Inguinoscrotal hernias with bladder herniation are rare, with incidence of 1 to 4%.1,2 A preoperative diagnosis is very important to avoid bladder injury at the time of surgery. Literatures have cited only about 7% of cases to have been diagnosed before surgery.2-4 Ultrasonography, voiding cystourethrography, and magnetic resonance imaging (MRI) play an important role in preoperative diagnosis.1,5-8 We report a case of scrotal cystocele in a 64-year-old patient who underwent hernioplasty after bladder repositioning.


An elderly male patient aged 64 years presented to surgical outpatient department with history of an intermittent swelling in the left groin for 6 to 8 months. He gave a typical symptom of increase in size of the swelling and double micturition (desire to void twice within a short time interval). By manual compression of the inguinoscrotal swelling, he noted decrease in the size of groin swelling following micturition. He did not have symptoms of thinning of stream, straining at micturition, or hesitancy. He was hypertensive and diabetic with regular treatment from the physician.

Clinical examination showed a huge soft left inguinoscrotal swelling (Fig. 1). On per rectal examination, he had mild prostatomegaly. A diagnosis of bladder hernia was made on the basis of symptoms. Ultrasound of the left groin reported indirect inguinal hernia with bladder as content, voiding cystourethrogram, and MRI confirmed bladder herniation (Figs 2 and 3).

Fig. 1:

Preoperative view of left inguinoscrotal swelling – scrotal cystocele


The patient underwent inguinal hernia repair with prolene mesh after bladder catheterization. Operative finding was bladder herniation as the content in the indirect sac. Carefully, bladder was repositioned and posterior wall of the inguinal canal strengthened by prolene meshplasty (Fig. 4). The patient went home on the 8th postoperative day, and he is symptom-free on follow-up till date.

Fig. 2:

Voiding cystourethrography showing dog ear herniation of bladder

Fig. 3:

Magnetic resonance imaging (parasagittal section) showing left inguinoscrotal bladder herniation

Fig. 4:

Left inguinal meshplasty after bladder was repositioned



Inguinoscrotal hernias involving the bladder are a rare entity.1-3 It is usually seen in patients beyond 5th decade, with a reported incidence of 10%.4,5 This could be explained by the fact that advancing age weakens the bladder tone and supporting structures.6 The preoperative diagnosis is very important to avoid iatrogenic bladder injury. The typical symptom of two-stage micturition should give a clue to the diagnosis (double micturition, manual compression of scrotal swelling to void). These patients are habituated to a two-stage micturition as the weakened detrusor contraction may be inadequate to contract and pull back the herniated portion of the bladder into the normal position in the premicturition phase; therefore, the patient adopts to and is compensated by the manual compression technique.7,8 Ultrasound of the swelling can differentiate bladder hernia from a hydrocele. Voiding cystourethrography demonstrates a classical dog ear herniation of the bladder.8 The causes, such as stricture urethra and benign prostate hypertrophy have to be considered as an underlying cause. Hernioplasty is the treatment of choice with narrowing of the internal ring.8

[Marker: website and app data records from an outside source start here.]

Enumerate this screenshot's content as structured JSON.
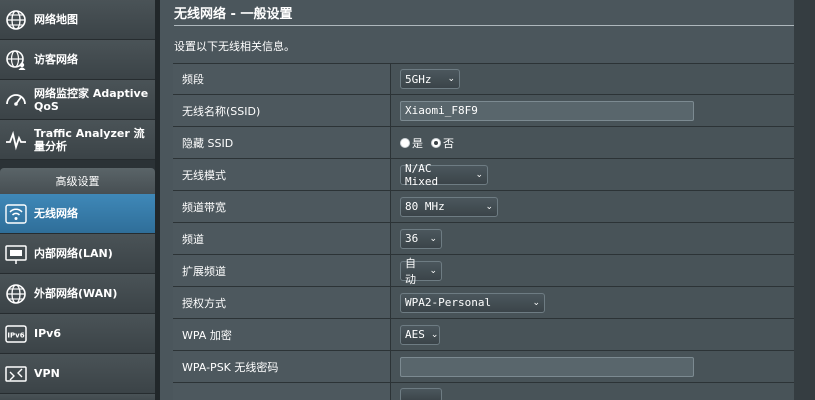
{
  "sidebar": {
    "top_items": [
      {
        "label": "网络地图",
        "icon": "globe-icon"
      },
      {
        "label": "访客网络",
        "icon": "globe-people-icon"
      },
      {
        "label": "网络监控家 Adaptive QoS",
        "icon": "speedometer-icon"
      },
      {
        "label": "Traffic Analyzer 流量分析",
        "icon": "pulse-icon"
      }
    ],
    "advanced_header": "高级设置",
    "advanced_items": [
      {
        "label": "无线网络",
        "icon": "wifi-icon",
        "active": true
      },
      {
        "label": "内部网络(LAN)",
        "icon": "lan-icon"
      },
      {
        "label": "外部网络(WAN)",
        "icon": "wan-globe-icon"
      },
      {
        "label": "IPv6",
        "icon": "ipv6-icon"
      },
      {
        "label": "VPN",
        "icon": "vpn-icon"
      }
    ]
  },
  "main": {
    "title": "无线网络 - 一般设置",
    "description": "设置以下无线相关信息。",
    "rows": {
      "band": {
        "label": "频段",
        "value": "5GHz"
      },
      "ssid": {
        "label": "无线名称(SSID)",
        "value": "Xiaomi_F8F9"
      },
      "hide_ssid": {
        "label": "隐藏 SSID",
        "yes": "是",
        "no": "否",
        "selected": "否"
      },
      "wireless_mode": {
        "label": "无线模式",
        "value": "N/AC Mixed"
      },
      "channel_bandwidth": {
        "label": "频道带宽",
        "value": "80 MHz"
      },
      "channel": {
        "label": "频道",
        "value": "36"
      },
      "extension_channel": {
        "label": "扩展频道",
        "value": "自动"
      },
      "auth_method": {
        "label": "授权方式",
        "value": "WPA2-Personal"
      },
      "wpa_encryption": {
        "label": "WPA 加密",
        "value": "AES"
      },
      "wpa_psk_key": {
        "label": "WPA-PSK 无线密码",
        "value": ""
      }
    }
  },
  "colors": {
    "sidebar_active": "#3f88b8",
    "panel_bg": "#4b565c",
    "page_bg": "#21272a"
  }
}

A thorough preoperative evaluation is required to diagnose bladder hernia in all large inguinoscrotal hernias, especially in elderly patients to decrease the chances of injury at the time of surgery.

Conflicts of interest

Source of support: Nil

Conflict of interest: None